Zechariah 8:18-22 And the word of the LORD of hosts came unto me, saying, 19 Thus saith the LORD of hosts; The fast of the fourth month [17 Tammuz], and the fast of the fifth, and the fast of the seventh, and the fast of the tenth, shall be to the house of Judah joy and gladness, and cheerful feasts; therefore love the truth and peace. [Does this seem like an odd statement knowing that the fast of the fourth month commemorated such horrible events?] 20 Thus saith the LORD of hosts; It shall yet come to pass, that there shall come people, and the inhabitants of many cities: 21 And the inhabitants of one city shall go to another, saying, Let us go speedily to pray before the LORD, and to seek the LORD of hosts: I will go also. 22 Yea, many people and strong nations shall come to seek the LORD of hosts in Jerusalem, and to pray before the LORD.
This prophecy by Zechariah says that some day the four mourning fasts will become occasions for celebration. It sounds like the change might be associated with future temples in Jerusalem because so many will go there to worship. Since the mourning is mostly related to their loss of temples, it is reasonable to believe that their rejoicing might come from the restoration of a temple in Jerusalem.
For us as Latter-day Saints, June 27th is a date that caused great mourning and even today would otherwise be more subdued as we remember the martyrdom of Joseph Smith. Certainly the dedication of the Nauvoo Temple was a joyous occasion in Church history. Perhaps the restoration of a temple in Nauvoo, is a partial fulfillment of this prophecy, or at the very least, a foreshadowing of events to come at some time in the future in Jerusalem.
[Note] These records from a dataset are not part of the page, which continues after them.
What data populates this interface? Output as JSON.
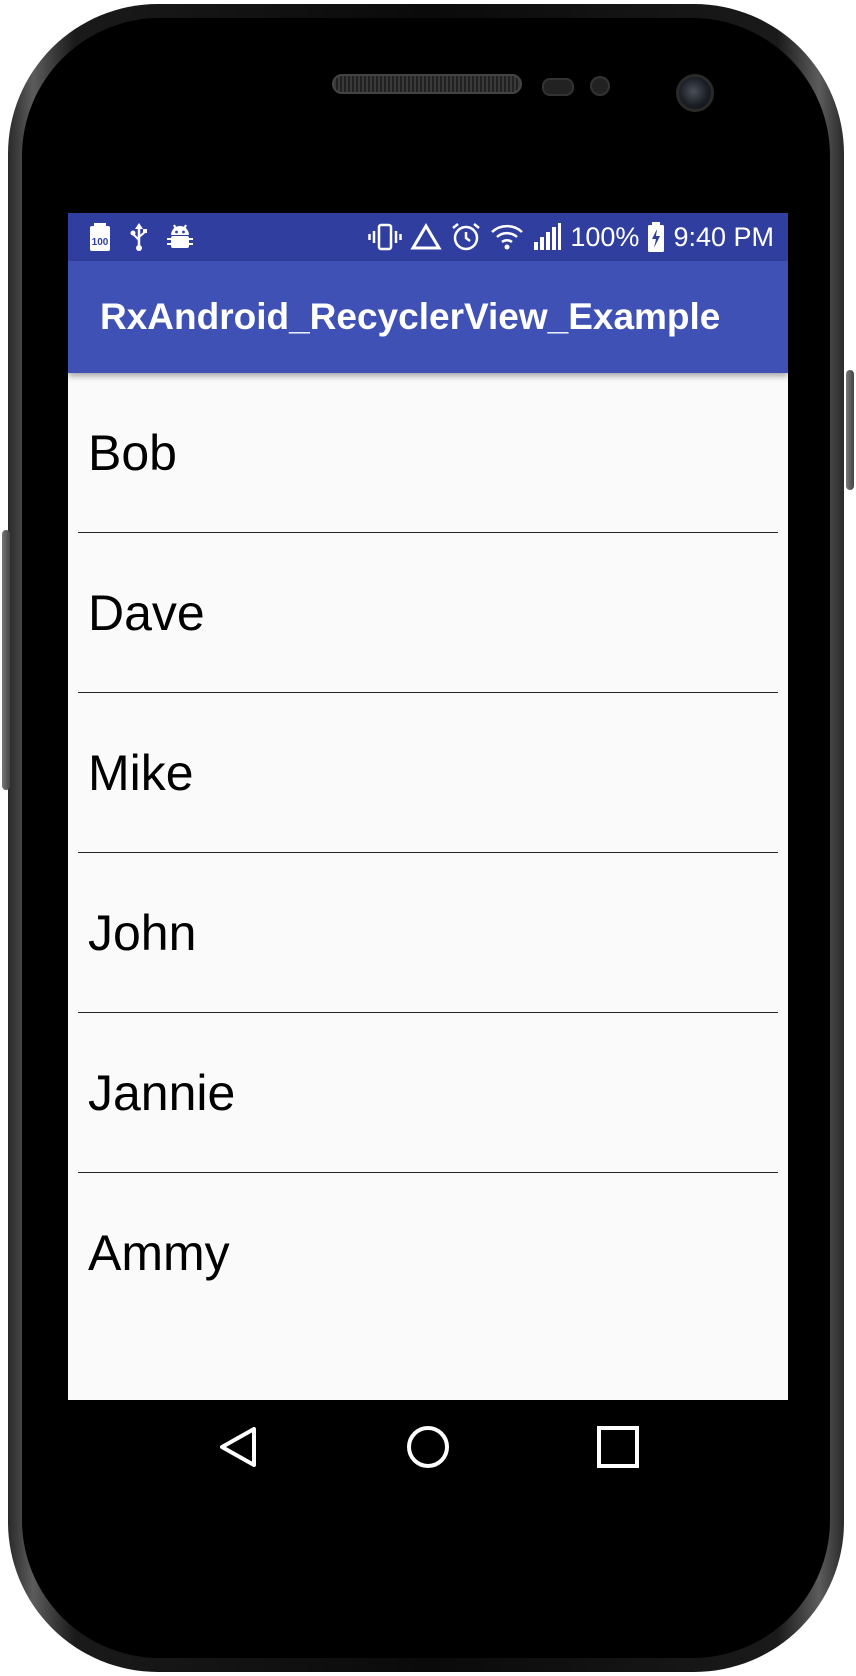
{
  "status_bar": {
    "battery_percent": "100%",
    "time": "9:40 PM",
    "left_icons": [
      "battery-100-icon",
      "usb-icon",
      "android-debug-icon"
    ],
    "right_icons": [
      "vibrate-icon",
      "warning-triangle-icon",
      "alarm-icon",
      "wifi-icon",
      "signal-icon",
      "battery-charging-icon"
    ]
  },
  "toolbar": {
    "title": "RxAndroid_RecyclerView_Example"
  },
  "list": {
    "items": [
      {
        "label": "Bob"
      },
      {
        "label": "Dave"
      },
      {
        "label": "Mike"
      },
      {
        "label": "John"
      },
      {
        "label": "Jannie"
      },
      {
        "label": "Ammy"
      }
    ]
  },
  "nav_bar": {
    "icons": [
      "back-icon",
      "home-icon",
      "recents-icon"
    ]
  },
  "colors": {
    "status_bar": "#303f9f",
    "toolbar": "#3f51b5",
    "list_background": "#fafafa"
  }
}
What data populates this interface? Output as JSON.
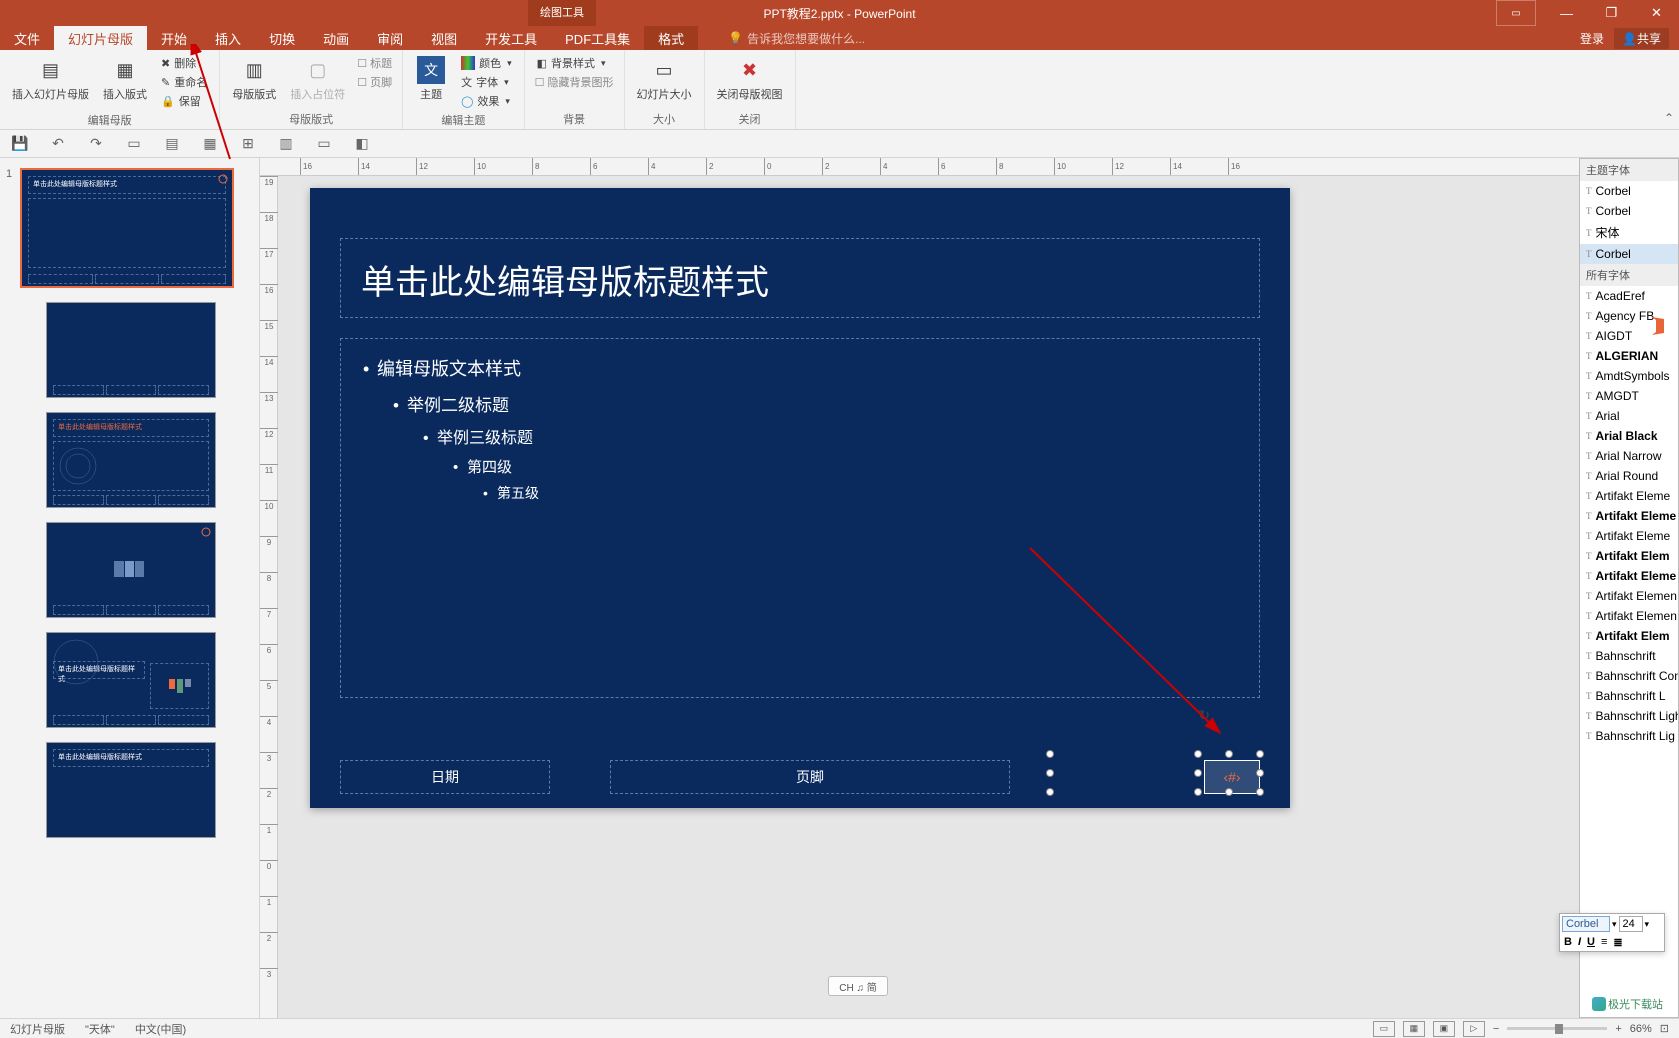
{
  "titlebar": {
    "context_tool": "绘图工具",
    "doc_title": "PPT教程2.pptx - PowerPoint"
  },
  "tabs": {
    "file": "文件",
    "slide_master": "幻灯片母版",
    "home": "开始",
    "insert": "插入",
    "transitions": "切换",
    "animations": "动画",
    "review": "审阅",
    "view": "视图",
    "developer": "开发工具",
    "pdf": "PDF工具集",
    "format": "格式",
    "tell_me": "告诉我您想要做什么...",
    "login": "登录",
    "share": "共享"
  },
  "ribbon": {
    "group_edit_master": "编辑母版",
    "insert_slide_master": "插入幻灯片母版",
    "insert_layout": "插入版式",
    "delete": "删除",
    "rename": "重命名",
    "preserve": "保留",
    "group_master_layout": "母版版式",
    "master_layout": "母版版式",
    "insert_placeholder": "插入占位符",
    "title_cb": "标题",
    "footer_cb": "页脚",
    "group_edit_theme": "编辑主题",
    "themes": "主题",
    "colors": "颜色",
    "fonts": "字体",
    "effects": "效果",
    "group_background": "背景",
    "bg_styles": "背景样式",
    "hide_bg": "隐藏背景图形",
    "group_size": "大小",
    "slide_size": "幻灯片大小",
    "group_close": "关闭",
    "close_master": "关闭母版视图"
  },
  "slide": {
    "title_placeholder": "单击此处编辑母版标题样式",
    "lvl1": "编辑母版文本样式",
    "lvl2": "举例二级标题",
    "lvl3": "举例三级标题",
    "lvl4": "第四级",
    "lvl5": "第五级",
    "date": "日期",
    "footer": "页脚",
    "slide_num": "‹#›"
  },
  "thumb_master_title": "单击此处编辑母版标题样式",
  "thumb_layout2_title": "单击此处编辑母版标题样式",
  "thumb_layout4_title": "单击此处编辑母版标题样式",
  "thumb_layout5_title": "单击此处编辑母版标题样式",
  "font_panel": {
    "theme_fonts_hdr": "主题字体",
    "all_fonts_hdr": "所有字体",
    "theme_list": [
      "Corbel",
      "Corbel",
      "宋体",
      "Corbel"
    ],
    "all_list": [
      "AcadEref",
      "Agency FB",
      "AIGDT",
      "ALGERIAN",
      "AmdtSymbols",
      "AMGDT",
      "Arial",
      "Arial Black",
      "Arial Narrow",
      "Arial Round",
      "Artifakt Eleme",
      "Artifakt Eleme",
      "Artifakt Eleme",
      "Artifakt Elem",
      "Artifakt Eleme",
      "Artifakt Elemen",
      "Artifakt Elemen",
      "Artifakt Elem",
      "Bahnschrift",
      "Bahnschrift Conde",
      "Bahnschrift L",
      "Bahnschrift Light",
      "Bahnschrift Lig"
    ]
  },
  "mini_toolbar": {
    "font_name": "Corbel",
    "font_size": "24",
    "bold": "B",
    "italic": "I",
    "underline": "U"
  },
  "statusbar": {
    "mode": "幻灯片母版",
    "theme": "\"天体\"",
    "lang": "中文(中国)",
    "zoom": "66%",
    "ime": "CH ♫ 简"
  },
  "watermark": "极光下载站",
  "ruler_marks": [
    "16",
    "14",
    "12",
    "10",
    "8",
    "6",
    "4",
    "2",
    "0",
    "2",
    "4",
    "6",
    "8",
    "10",
    "12",
    "14",
    "16"
  ],
  "vruler_marks": [
    "19",
    "18",
    "17",
    "16",
    "15",
    "14",
    "13",
    "12",
    "11",
    "10",
    "9",
    "8",
    "7",
    "6",
    "5",
    "4",
    "3",
    "2",
    "1",
    "0",
    "1",
    "2",
    "3"
  ]
}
It’s interesting that Jewish tradition also says that it was 17 Tammuz when Moses descended from Sinai and found the children of Israel worshiping the golden calf, and as a result, they lost the right to the Melchizedek priesthood and higher laws.